Rio feels like one of the South American travelogue films that Disney made in the 1940s with the likes of Saludos Amigos (1942) and The Three Caballeros (1944). South American audiences apparently made up one of the largest world consumers of Disneys animated films and these were portmanteau works that were directly pitched to these audiences. Rio is also about Blue Skys principal director Carlos Saldanha (who was born in Brazil) returning to celebrate his roots, although even here there is the feel of Blue Sky essentially making an animated travelogue and pitching everything around the tourist aspects of Brazil.

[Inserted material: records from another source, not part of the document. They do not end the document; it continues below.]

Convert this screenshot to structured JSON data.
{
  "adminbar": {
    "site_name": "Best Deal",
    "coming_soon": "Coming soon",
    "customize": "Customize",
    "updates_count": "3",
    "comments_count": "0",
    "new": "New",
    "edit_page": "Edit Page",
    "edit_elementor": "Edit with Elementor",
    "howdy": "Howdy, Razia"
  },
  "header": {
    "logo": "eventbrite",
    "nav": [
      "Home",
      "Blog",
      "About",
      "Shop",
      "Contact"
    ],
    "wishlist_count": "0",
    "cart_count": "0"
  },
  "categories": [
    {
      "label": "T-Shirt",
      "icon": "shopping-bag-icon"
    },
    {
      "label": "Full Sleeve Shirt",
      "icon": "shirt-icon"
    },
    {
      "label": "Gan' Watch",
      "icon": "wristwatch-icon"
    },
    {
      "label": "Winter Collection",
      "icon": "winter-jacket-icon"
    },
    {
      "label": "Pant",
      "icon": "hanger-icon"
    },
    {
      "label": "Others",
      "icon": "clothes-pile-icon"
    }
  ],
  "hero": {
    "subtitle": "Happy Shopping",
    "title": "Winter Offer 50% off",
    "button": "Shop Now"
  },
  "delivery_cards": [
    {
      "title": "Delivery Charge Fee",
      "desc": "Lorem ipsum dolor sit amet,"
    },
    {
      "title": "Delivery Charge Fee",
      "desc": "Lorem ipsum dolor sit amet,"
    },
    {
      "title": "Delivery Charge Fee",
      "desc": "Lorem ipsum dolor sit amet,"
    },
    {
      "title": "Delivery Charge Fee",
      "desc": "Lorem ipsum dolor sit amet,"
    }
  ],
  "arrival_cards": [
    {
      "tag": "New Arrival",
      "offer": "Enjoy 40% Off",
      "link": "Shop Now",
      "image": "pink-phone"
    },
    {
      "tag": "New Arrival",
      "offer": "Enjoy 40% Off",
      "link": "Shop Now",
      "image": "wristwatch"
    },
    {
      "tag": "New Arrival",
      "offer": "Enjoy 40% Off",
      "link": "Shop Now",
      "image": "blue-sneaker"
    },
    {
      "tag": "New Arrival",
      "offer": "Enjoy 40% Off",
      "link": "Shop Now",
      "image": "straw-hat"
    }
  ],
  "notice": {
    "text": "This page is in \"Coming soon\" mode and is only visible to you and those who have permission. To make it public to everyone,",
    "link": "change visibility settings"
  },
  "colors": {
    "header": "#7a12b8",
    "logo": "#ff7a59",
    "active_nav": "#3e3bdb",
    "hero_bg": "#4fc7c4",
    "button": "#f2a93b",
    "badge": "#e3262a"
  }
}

Rio has a storyline that Disney managed to wheel out for a number of their animated films that of the pampered pet who is abruptly dragged out of their world of privilege and thrust into the raw and ready environment of the outside world along with a streetwise companion. We saw variation of this in Disney films such as Lady and the Tramp (1955), The Aristo Cats (1970), Oliver & Company (1988) and Bolt (2008), and other works like Flushed Away (2006), even the live-action Beverly Hills Chihuahua (2008), which has a number of nominal similarities to Rio. Not too surprisingly, Rio plays this arc entirely by cliche, except perhaps to reverse the sexual roles and have it the male rather than usually the female that is the pampered pet that is thrown into the wild.
The failing of Blue Skys films is that they are pitched too much to the easy sell elements comedy set-pieces and cute anthropomorphic characters, areas usually aimed at the single digit age group demographic. Rio often seems driven by a series of slapstick set-pieces Blu and Jewel escaping from the cage amid great chaos that accidentally cuts power to all of the city; they diving off a cliff and landing on a hang glider, bouncing between other gliders and careening across a beach; the various motorcycle rides that Linda and Tulio take; the climactic chase through the carnival and race to get aboard the departing plane. These are all generic, although delivered with an undeniable energy. If nothing else, Carlos Saldanha keeps the film going with a vibrant colour palette and a busy range of incident with things constantly happening in the frame. The loveliest scene, the one that stands out from the otherwise generic slapstick, is the one where Blu and Jewel ride on the front of a streetcar and the other supporting animals play romantic music and even arrange a rain of blossoms for them.
Blue Sky, Carlos Saldanha and most of the same voice cast reunited for Rio 2 (2014).